Render every entry exactly as it appears.

Data records for software interfaces
----------

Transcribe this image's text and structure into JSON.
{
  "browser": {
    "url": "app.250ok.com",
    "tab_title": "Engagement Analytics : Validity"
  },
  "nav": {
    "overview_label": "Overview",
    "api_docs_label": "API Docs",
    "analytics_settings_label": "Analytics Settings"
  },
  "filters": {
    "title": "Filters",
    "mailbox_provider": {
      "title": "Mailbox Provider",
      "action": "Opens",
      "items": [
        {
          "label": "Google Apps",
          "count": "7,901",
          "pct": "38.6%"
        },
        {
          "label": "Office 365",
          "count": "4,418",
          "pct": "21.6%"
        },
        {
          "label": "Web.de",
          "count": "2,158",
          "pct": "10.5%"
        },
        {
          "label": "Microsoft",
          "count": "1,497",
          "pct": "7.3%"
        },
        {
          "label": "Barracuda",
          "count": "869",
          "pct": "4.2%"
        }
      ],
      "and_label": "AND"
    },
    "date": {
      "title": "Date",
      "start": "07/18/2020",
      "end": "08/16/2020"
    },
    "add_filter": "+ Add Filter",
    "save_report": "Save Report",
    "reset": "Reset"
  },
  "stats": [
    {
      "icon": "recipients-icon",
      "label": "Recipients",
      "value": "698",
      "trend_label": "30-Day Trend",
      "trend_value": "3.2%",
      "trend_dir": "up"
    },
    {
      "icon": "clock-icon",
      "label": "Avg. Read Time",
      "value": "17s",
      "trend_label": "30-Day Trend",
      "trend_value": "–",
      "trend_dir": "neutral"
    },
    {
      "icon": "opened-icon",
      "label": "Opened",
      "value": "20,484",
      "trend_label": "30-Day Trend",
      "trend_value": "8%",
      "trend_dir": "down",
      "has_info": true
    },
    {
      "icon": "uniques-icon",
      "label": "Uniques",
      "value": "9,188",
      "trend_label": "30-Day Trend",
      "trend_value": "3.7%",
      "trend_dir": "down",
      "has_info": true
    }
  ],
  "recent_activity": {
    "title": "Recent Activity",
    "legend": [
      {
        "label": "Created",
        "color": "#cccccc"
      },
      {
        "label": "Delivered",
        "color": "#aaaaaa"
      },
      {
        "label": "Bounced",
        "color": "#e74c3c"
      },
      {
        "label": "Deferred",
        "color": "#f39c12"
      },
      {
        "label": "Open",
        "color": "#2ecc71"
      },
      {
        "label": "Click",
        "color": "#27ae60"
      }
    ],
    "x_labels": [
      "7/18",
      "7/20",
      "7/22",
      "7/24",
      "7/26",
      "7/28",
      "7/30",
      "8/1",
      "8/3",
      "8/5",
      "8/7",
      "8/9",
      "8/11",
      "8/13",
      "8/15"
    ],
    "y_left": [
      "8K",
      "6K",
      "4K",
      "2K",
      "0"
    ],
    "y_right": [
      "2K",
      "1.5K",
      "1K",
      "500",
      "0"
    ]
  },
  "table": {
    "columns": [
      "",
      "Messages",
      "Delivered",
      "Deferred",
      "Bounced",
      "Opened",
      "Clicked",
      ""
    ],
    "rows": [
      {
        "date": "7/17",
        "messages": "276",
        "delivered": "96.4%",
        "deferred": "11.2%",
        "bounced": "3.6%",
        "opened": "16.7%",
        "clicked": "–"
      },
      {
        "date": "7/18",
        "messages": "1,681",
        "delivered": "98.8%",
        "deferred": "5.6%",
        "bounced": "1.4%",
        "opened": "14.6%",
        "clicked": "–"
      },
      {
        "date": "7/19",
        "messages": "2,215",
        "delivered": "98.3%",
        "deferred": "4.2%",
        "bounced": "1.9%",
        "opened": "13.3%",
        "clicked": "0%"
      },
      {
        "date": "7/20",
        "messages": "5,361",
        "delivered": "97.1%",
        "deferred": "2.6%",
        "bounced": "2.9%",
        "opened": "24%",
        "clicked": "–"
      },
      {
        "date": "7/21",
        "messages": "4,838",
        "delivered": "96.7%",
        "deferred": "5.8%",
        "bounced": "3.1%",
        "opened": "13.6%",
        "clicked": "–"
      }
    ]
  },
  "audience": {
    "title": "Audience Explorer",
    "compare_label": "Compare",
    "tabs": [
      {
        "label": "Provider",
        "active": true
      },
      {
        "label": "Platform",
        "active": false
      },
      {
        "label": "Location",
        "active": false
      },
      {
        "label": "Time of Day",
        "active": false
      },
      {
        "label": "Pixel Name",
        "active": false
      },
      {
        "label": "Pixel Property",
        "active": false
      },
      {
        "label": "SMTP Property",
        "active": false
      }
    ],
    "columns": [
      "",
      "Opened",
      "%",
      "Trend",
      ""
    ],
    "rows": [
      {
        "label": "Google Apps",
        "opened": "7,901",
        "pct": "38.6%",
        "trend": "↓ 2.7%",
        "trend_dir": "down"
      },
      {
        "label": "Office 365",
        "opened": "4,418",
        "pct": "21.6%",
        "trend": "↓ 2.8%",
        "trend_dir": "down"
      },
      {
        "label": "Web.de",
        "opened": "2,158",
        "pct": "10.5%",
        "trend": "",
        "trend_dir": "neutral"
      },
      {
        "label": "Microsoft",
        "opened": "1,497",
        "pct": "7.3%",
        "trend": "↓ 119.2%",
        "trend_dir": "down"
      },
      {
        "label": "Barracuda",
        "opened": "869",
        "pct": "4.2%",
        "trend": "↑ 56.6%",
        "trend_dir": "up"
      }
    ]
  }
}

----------

• Task response:
Transcribe this image's text and structure into JSON.
{
  "browser": {
    "url": "app.250ok.com",
    "tab_title": "Engagement Analytics : Validity"
  },
  "nav": {
    "overview_label": "Overview",
    "api_docs_label": "API Docs",
    "analytics_settings_label": "Analytics Settings"
  },
  "filters": {
    "title": "Filters",
    "mailbox_provider": {
      "title": "Mailbox Provider",
      "action": "Opens",
      "items": [
        {
          "label": "Google Apps",
          "count": "7,901",
          "pct": "38.6%"
        },
        {
          "label": "Office 365",
          "count": "4,418",
          "pct": "21.6%"
        },
        {
          "label": "Web.de",
          "count": "2,158",
          "pct": "10.5%"
        },
        {
          "label": "Microsoft",
          "count": "1,497",
          "pct": "7.3%"
        },
        {
          "label": "Barracuda",
          "count": "869",
          "pct": "4.2%"
        }
      ],
      "and_label": "AND"
    },
    "date": {
      "title": "Date",
      "start": "07/18/2020",
      "end": "08/16/2020"
    },
    "add_filter": "+ Add Filter",
    "save_report": "Save Report",
    "reset": "Reset"
  },
  "stats": [
    {
      "icon": "recipients-icon",
      "label": "Recipients",
      "value": "698",
      "trend_label": "30-Day Trend",
      "trend_value": "3.2%",
      "trend_dir": "up"
    },
    {
      "icon": "clock-icon",
      "label": "Avg. Read Time",
      "value": "17s",
      "trend_label": "30-Day Trend",
      "trend_value": "–",
      "trend_dir": "neutral"
    },
    {
      "icon": "opened-icon",
      "label": "Opened",
      "value": "20,484",
      "trend_label": "30-Day Trend",
      "trend_value": "8%",
      "trend_dir": "down",
      "has_info": true
    },
    {
      "icon": "uniques-icon",
      "label": "Uniques",
      "value": "9,188",
      "trend_label": "30-Day Trend",
      "trend_value": "3.7%",
      "trend_dir": "down",
      "has_info": true
    }
  ],
  "recent_activity": {
    "title": "Recent Activity",
    "legend": [
      {
        "label": "Created",
        "color": "#cccccc"
      },
      {
        "label": "Delivered",
        "color": "#aaaaaa"
      },
      {
        "label": "Bounced",
        "color": "#e74c3c"
      },
      {
        "label": "Deferred",
        "color": "#f39c12"
      },
      {
        "label": "Open",
        "color": "#2ecc71"
      },
      {
        "label": "Click",
        "color": "#27ae60"
      }
    ],
    "x_labels": [
      "7/18",
      "7/20",
      "7/22",
      "7/24",
      "7/26",
      "7/28",
      "7/30",
      "8/1",
      "8/3",
      "8/5",
      "8/7",
      "8/9",
      "8/11",
      "8/13",
      "8/15"
    ],
    "y_left": [
      "8K",
      "6K",
      "4K",
      "2K",
      "0"
    ],
    "y_right": [
      "2K",
      "1.5K",
      "1K",
      "500",
      "0"
    ]
  },
  "table": {
    "columns": [
      "",
      "Messages",
      "Delivered",
      "Deferred",
      "Bounced",
      "Opened",
      "Clicked",
      ""
    ],
    "rows": [
      {
        "date": "7/17",
        "messages": "276",
        "delivered": "96.4%",
        "deferred": "11.2%",
        "bounced": "3.6%",
        "opened": "16.7%",
        "clicked": "–"
      },
      {
        "date": "7/18",
        "messages": "1,681",
        "delivered": "98.8%",
        "deferred": "5.6%",
        "bounced": "1.4%",
        "opened": "14.6%",
        "clicked": "–"
      },
      {
        "date": "7/19",
        "messages": "2,215",
        "delivered": "98.3%",
        "deferred": "4.2%",
        "bounced": "1.9%",
        "opened": "13.3%",
        "clicked": "0%"
      },
      {
        "date": "7/20",
        "messages": "5,361",
        "delivered": "97.1%",
        "deferred": "2.6%",
        "bounced": "2.9%",
        "opened": "24%",
        "clicked": "–"
      },
      {
        "date": "7/21",
        "messages": "4,838",
        "delivered": "96.7%",
        "deferred": "5.8%",
        "bounced": "3.1%",
        "opened": "13.6%",
        "clicked": "–"
      }
    ]
  },
  "audience": {
    "title": "Audience Explorer",
    "compare_label": "Compare",
    "tabs": [
      {
        "label": "Provider",
        "active": true
      },
      {
        "label": "Platform",
        "active": false
      },
      {
        "label": "Location",
        "active": false
      },
      {
        "label": "Time of Day",
        "active": false
      },
      {
        "label": "Pixel Name",
        "active": false
      },
      {
        "label": "Pixel Property",
        "active": false
      },
      {
        "label": "SMTP Property",
        "active": false
      }
    ],
    "columns": [
      "",
      "Opened",
      "%",
      "Trend",
      ""
    ],
    "rows": [
      {
        "label": "Google Apps",
        "opened": "7,901",
        "pct": "38.6%",
        "trend": "↓ 2.7%",
        "trend_dir": "down"
      },
      {
        "label": "Office 365",
        "opened": "4,418",
        "pct": "21.6%",
        "trend": "↓ 2.8%",
        "trend_dir": "down"
      },
      {
        "label": "Web.de",
        "opened": "2,158",
        "pct": "10.5%",
        "trend": "",
        "trend_dir": "neutral"
      },
      {
        "label": "Microsoft",
        "opened": "1,497",
        "pct": "7.3%",
        "trend": "↓ 119.2%",
        "trend_dir": "down"
      },
      {
        "label": "Barracuda",
        "opened": "869",
        "pct": "4.2%",
        "trend": "↑ 56.6%",
        "trend_dir": "up"
      }
    ]
  }
}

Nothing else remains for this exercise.